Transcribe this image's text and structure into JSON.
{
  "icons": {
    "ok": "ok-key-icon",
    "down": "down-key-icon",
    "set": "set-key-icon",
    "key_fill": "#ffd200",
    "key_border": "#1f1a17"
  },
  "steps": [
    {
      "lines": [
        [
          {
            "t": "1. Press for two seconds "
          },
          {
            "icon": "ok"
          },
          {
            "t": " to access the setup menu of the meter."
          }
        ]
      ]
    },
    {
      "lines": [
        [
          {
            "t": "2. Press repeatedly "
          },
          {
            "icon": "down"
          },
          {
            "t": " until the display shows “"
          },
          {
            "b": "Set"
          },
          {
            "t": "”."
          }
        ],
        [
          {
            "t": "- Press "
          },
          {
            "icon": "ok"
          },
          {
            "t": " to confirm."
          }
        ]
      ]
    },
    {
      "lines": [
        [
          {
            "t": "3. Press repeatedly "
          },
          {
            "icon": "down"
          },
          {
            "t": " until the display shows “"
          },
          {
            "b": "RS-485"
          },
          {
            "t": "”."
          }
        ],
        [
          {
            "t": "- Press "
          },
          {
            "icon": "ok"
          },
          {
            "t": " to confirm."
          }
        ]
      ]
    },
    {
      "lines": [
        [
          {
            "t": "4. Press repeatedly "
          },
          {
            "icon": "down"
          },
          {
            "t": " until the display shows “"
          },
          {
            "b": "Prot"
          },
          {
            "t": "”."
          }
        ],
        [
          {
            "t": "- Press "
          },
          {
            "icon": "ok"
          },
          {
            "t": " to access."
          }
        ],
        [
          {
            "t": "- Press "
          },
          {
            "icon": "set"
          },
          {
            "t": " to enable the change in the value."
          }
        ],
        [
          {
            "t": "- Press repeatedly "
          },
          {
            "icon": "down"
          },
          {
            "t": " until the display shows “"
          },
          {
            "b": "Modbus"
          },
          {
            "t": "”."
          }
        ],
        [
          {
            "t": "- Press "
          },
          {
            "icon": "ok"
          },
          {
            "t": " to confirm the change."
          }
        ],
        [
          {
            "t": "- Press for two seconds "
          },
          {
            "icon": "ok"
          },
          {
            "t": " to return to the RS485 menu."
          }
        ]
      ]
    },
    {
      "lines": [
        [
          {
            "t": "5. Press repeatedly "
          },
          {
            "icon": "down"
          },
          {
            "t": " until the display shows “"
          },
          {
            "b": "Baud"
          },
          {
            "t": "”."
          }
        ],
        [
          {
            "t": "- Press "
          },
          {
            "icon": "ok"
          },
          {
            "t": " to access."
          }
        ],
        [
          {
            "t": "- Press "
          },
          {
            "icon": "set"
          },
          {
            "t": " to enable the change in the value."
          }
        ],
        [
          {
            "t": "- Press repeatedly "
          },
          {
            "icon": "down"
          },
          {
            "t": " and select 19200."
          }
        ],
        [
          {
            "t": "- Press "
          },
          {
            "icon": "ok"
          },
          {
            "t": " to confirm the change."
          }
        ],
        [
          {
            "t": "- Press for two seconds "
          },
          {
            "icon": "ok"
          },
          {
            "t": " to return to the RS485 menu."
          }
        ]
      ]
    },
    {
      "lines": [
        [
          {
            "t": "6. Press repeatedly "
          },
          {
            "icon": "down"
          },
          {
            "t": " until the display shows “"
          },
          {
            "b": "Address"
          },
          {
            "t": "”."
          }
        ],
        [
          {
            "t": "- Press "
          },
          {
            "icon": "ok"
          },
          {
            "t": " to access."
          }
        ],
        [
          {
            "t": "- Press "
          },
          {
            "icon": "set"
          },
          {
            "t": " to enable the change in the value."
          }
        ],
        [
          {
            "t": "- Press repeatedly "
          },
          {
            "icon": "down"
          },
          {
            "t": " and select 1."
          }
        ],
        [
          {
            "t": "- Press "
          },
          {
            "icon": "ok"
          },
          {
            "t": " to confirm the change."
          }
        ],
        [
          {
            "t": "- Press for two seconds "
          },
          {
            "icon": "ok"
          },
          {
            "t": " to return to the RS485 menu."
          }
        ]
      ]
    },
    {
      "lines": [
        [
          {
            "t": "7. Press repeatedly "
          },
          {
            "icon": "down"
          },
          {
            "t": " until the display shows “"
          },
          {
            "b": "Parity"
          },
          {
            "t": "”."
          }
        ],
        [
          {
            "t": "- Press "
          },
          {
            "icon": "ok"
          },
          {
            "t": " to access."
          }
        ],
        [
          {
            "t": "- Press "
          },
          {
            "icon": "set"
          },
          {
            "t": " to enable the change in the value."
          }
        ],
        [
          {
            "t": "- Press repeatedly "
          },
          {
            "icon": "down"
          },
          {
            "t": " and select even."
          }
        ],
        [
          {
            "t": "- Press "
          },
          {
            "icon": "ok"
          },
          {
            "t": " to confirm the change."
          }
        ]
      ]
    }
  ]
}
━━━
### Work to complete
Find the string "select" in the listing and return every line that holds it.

### Expected answer
            "t": " and select 19200."
            "t": " and select 1."
            "t": " and select even."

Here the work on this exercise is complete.